Based on a linear regression model, we can estimate the CO2 emissions for WtE sites that do not report it, and we reach a total of 123 million tonnes CO2, including both fossil and biogenic emissions.

CCS on Waste-to-Energy is important for cities

WtE plants are particularly interesting seen from a city perspective. Our calculations show that at least half of the European WtE plants are located within less than 25km from a large city (min 100 000 inhabitants). More and more cities set ambitious climate goals, and WtE plants come in the way of reaching near-zero emissions for cities. One example is the city of Oslo, with a goal of 95% emissions reduction by 2030, and with two incineration plants that are responsible for approximately 20% of Oslo’s GHG emissions.. It is no surprise that Oslo is one of the most ambitious cities in the world when it comes to GHG emission reductions, and at the same time on the forefront of implementing CCS on waste-to-energy plants. Carbon capture on WtE plants offers a solution to drastically reduce cities emissions while solving issues related to non-recyclable waste.

But what is the potential for CCS on WtE plants in Europe? Our data from CaptureMap shows that about half of all the plants, the largest ones, are responsible for ca. 80% of the CO2 emissions. That would be a good place to start if one wants to efficiently reduce these emissions. On average, these large plants emit 285 000 tonnes of CO2 per plant per year, slightly less than the emissions at the plant in Oslo, but still very suitable for carbon capture.

Large WtE plants in CaptureMap. The size of the bubbles represent CO2 emissions

A good potential for carbon-negative emissions with Bio-CCS

A side benefit with WtE plants is that about half of their emissions are biogenic CO2, meaning CO2 from the combustion of biomass, which is climate neutral. By capturing and safely storing this CO2, cities could achieve carbon-negative emissions, which will be needed for the world to reach our GHG reduction goals on the longer run.

For the cities themselves, this could be a perfect opportunity to compensate for other emission sectors which will be more difficult to abate.

Share of biogenic CO2 from 85 WtE plants in Europe (in green), with on average 56% CO2 from biomass.

A high capture rate

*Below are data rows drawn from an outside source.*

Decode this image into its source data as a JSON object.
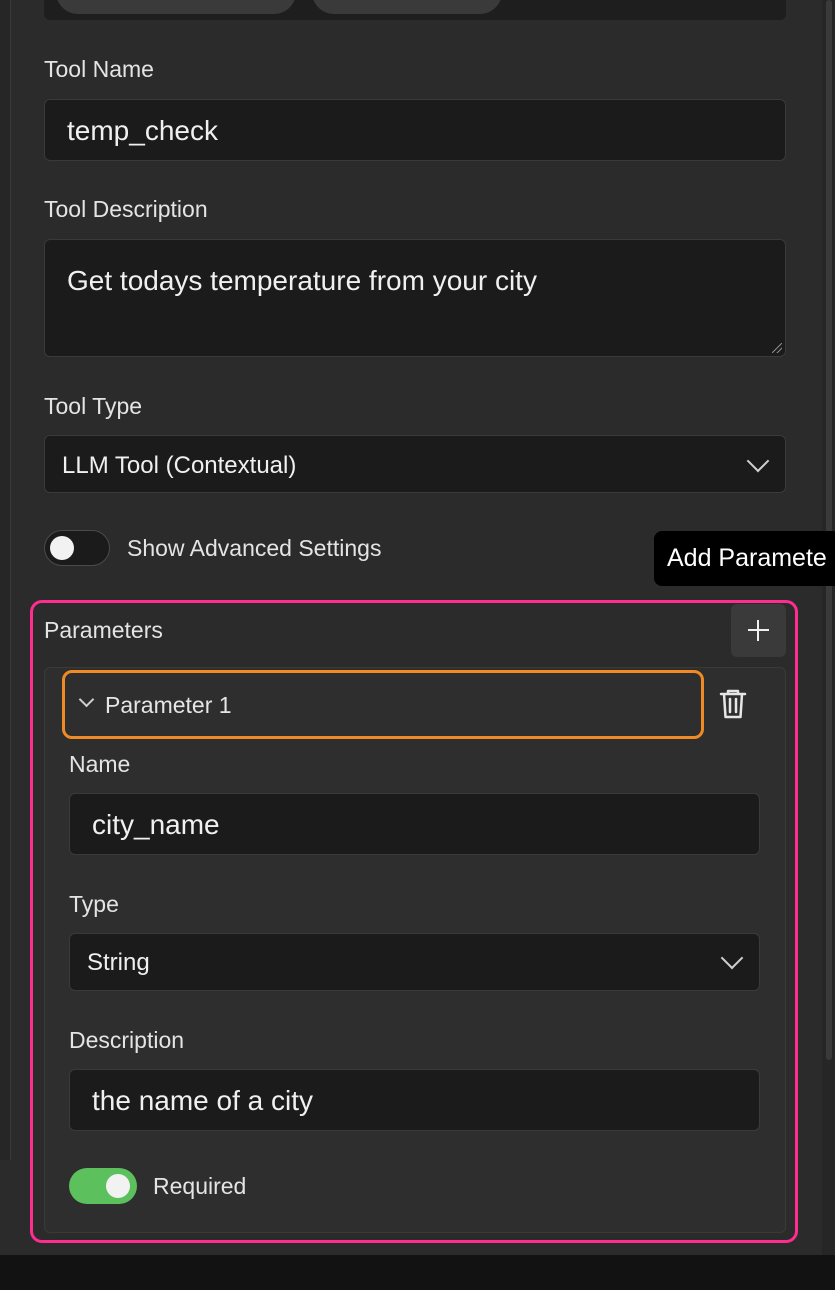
{
  "tool": {
    "name_label": "Tool Name",
    "name_value": "temp_check",
    "description_label": "Tool Description",
    "description_value": "Get todays temperature from your city",
    "type_label": "Tool Type",
    "type_value": "LLM Tool (Contextual)",
    "advanced_label": "Show Advanced Settings",
    "advanced_enabled": false
  },
  "tooltip": {
    "text": "Add Paramete"
  },
  "parameters": {
    "title": "Parameters",
    "add_icon": "plus-icon",
    "items": [
      {
        "header": "Parameter 1",
        "expanded": true,
        "delete_icon": "trash-icon",
        "name_label": "Name",
        "name_value": "city_name",
        "type_label": "Type",
        "type_value": "String",
        "description_label": "Description",
        "description_value": "the name of a city",
        "required_label": "Required",
        "required": true
      }
    ]
  },
  "colors": {
    "highlight_outer": "#ff2d8f",
    "highlight_inner": "#f08a24",
    "toggle_on": "#5cc05c"
  }
}
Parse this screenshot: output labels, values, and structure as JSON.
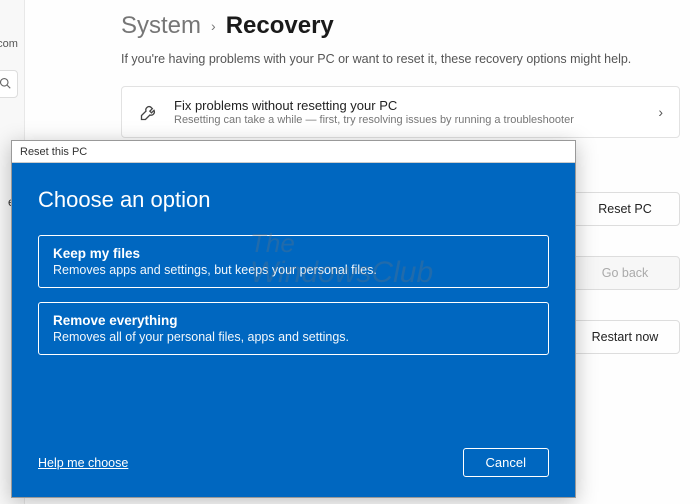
{
  "breadcrumb": {
    "parent": "System",
    "current": "Recovery"
  },
  "subhead": "If you're having problems with your PC or want to reset it, these recovery options might help.",
  "left_hint": "ive.com",
  "left_snip": "et",
  "fix_card": {
    "title": "Fix problems without resetting your PC",
    "subtitle": "Resetting can take a while — first, try resolving issues by running a troubleshooter"
  },
  "side_buttons": {
    "reset": "Reset PC",
    "goback": "Go back",
    "restart": "Restart now"
  },
  "dialog": {
    "titlebar": "Reset this PC",
    "heading": "Choose an option",
    "option1": {
      "title": "Keep my files",
      "desc": "Removes apps and settings, but keeps your personal files."
    },
    "option2": {
      "title": "Remove everything",
      "desc": "Removes all of your personal files, apps and settings."
    },
    "help": "Help me choose",
    "cancel": "Cancel"
  },
  "watermark": {
    "l1": "The",
    "l2": "WindowsClub"
  }
}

Testing at the capture pilot project at Fortum Oslo Varme has shown that at least 90% of the CO2 emissions can be captured with existing technology. Applying the technology on all of Europe’s largest WtE plants, one could capture more than 85 million tonnes CO2 per year, of which more than half would bio-CCS with negative emissions. Applying it on all of Europe’s WtE plants would increase the total capture to more than 110 million tonnes CO2 per year.